MATERIAL PROVIDED Start Marker
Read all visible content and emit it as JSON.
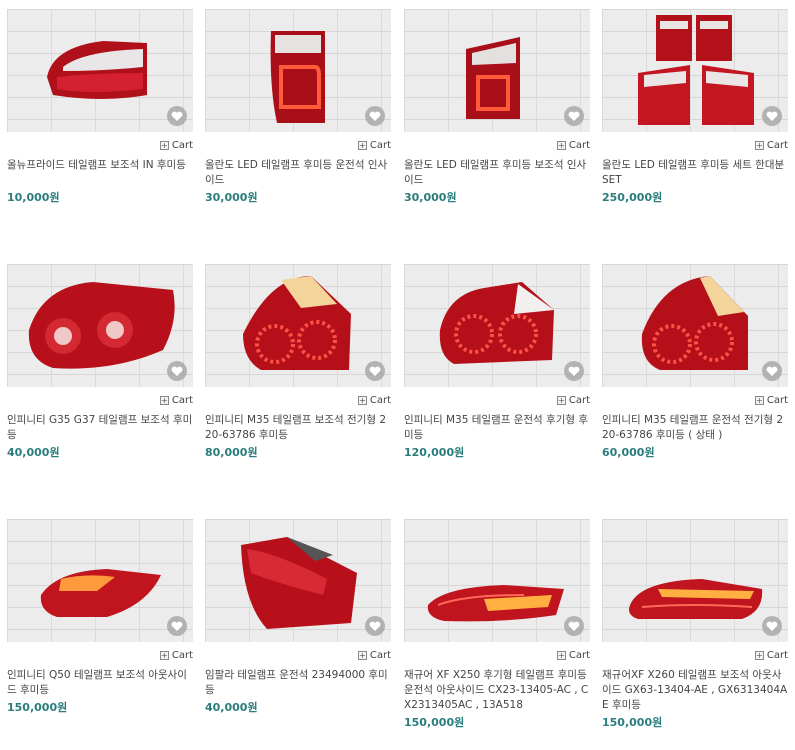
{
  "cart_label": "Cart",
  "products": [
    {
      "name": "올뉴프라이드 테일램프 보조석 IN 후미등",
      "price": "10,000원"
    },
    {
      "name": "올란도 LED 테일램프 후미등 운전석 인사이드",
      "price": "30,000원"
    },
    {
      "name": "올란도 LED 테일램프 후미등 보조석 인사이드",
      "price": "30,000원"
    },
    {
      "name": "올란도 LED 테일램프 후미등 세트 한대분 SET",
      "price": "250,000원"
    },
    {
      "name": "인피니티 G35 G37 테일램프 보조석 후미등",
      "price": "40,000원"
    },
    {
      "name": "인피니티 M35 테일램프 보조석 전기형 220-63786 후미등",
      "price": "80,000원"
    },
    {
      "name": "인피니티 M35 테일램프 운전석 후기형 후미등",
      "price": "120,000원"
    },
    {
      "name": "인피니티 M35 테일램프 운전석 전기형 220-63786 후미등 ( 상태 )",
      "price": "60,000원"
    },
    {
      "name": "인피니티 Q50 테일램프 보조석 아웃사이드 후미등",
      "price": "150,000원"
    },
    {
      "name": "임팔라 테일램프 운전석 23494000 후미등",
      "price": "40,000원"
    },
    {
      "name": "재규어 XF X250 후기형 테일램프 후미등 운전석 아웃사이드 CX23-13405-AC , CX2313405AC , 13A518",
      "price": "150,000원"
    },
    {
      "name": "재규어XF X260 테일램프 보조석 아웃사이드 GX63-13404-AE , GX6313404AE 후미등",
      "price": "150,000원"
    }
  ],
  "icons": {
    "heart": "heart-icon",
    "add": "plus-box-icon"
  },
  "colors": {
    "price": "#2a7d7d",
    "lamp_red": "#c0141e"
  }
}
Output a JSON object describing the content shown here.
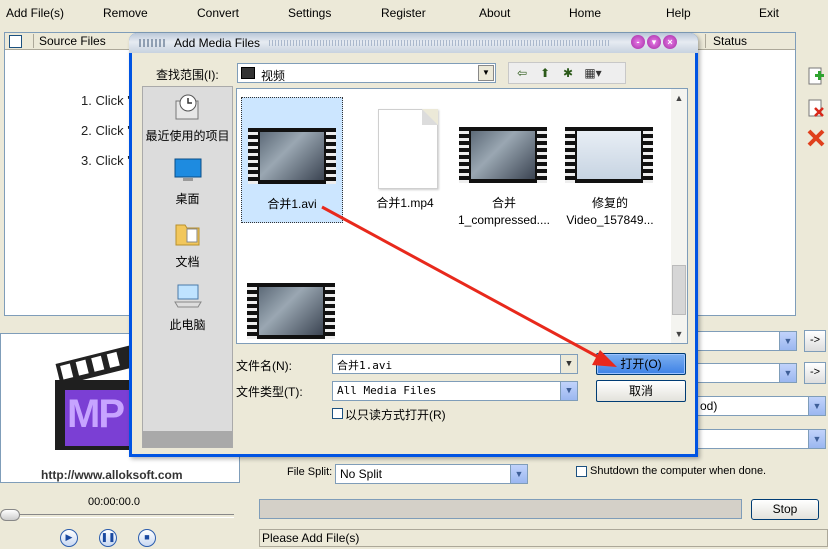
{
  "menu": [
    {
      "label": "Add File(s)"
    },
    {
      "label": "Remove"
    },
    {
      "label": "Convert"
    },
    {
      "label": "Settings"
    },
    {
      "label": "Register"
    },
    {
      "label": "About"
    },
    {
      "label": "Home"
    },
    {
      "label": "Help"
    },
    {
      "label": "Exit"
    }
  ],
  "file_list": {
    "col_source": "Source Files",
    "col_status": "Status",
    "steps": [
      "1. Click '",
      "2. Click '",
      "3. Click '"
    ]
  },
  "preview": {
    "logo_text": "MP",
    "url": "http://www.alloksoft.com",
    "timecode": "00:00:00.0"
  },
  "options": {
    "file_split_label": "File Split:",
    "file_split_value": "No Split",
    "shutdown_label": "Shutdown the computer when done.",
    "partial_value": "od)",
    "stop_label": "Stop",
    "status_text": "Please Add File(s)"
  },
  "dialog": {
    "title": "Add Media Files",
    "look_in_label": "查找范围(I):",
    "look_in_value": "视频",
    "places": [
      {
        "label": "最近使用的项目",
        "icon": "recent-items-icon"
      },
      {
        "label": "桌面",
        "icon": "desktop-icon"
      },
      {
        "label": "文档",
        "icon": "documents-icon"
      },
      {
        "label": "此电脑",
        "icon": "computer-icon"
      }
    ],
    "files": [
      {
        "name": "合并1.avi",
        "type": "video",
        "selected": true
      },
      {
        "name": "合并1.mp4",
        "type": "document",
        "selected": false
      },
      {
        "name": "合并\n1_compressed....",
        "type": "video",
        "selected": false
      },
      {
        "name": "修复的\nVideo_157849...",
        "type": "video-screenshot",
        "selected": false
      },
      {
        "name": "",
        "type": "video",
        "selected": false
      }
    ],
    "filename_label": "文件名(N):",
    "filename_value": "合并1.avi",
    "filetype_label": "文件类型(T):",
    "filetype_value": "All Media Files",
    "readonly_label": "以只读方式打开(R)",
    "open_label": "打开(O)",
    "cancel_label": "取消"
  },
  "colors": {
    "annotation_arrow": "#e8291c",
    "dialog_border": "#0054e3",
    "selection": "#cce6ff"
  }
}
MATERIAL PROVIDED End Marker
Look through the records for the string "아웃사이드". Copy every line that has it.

      "name": "인피니티 Q50 테일램프 보조석 아웃사이드 후미등",
      "name": "재규어 XF X250 후기형 테일램프 후미등 운전석 아웃사이드 CX23-13405-AC , CX2313405AC , 13A518",
      "name": "재규어XF X260 테일램프 보조석 아웃사이드 GX63-13404-AE , GX6313404AE 후미등",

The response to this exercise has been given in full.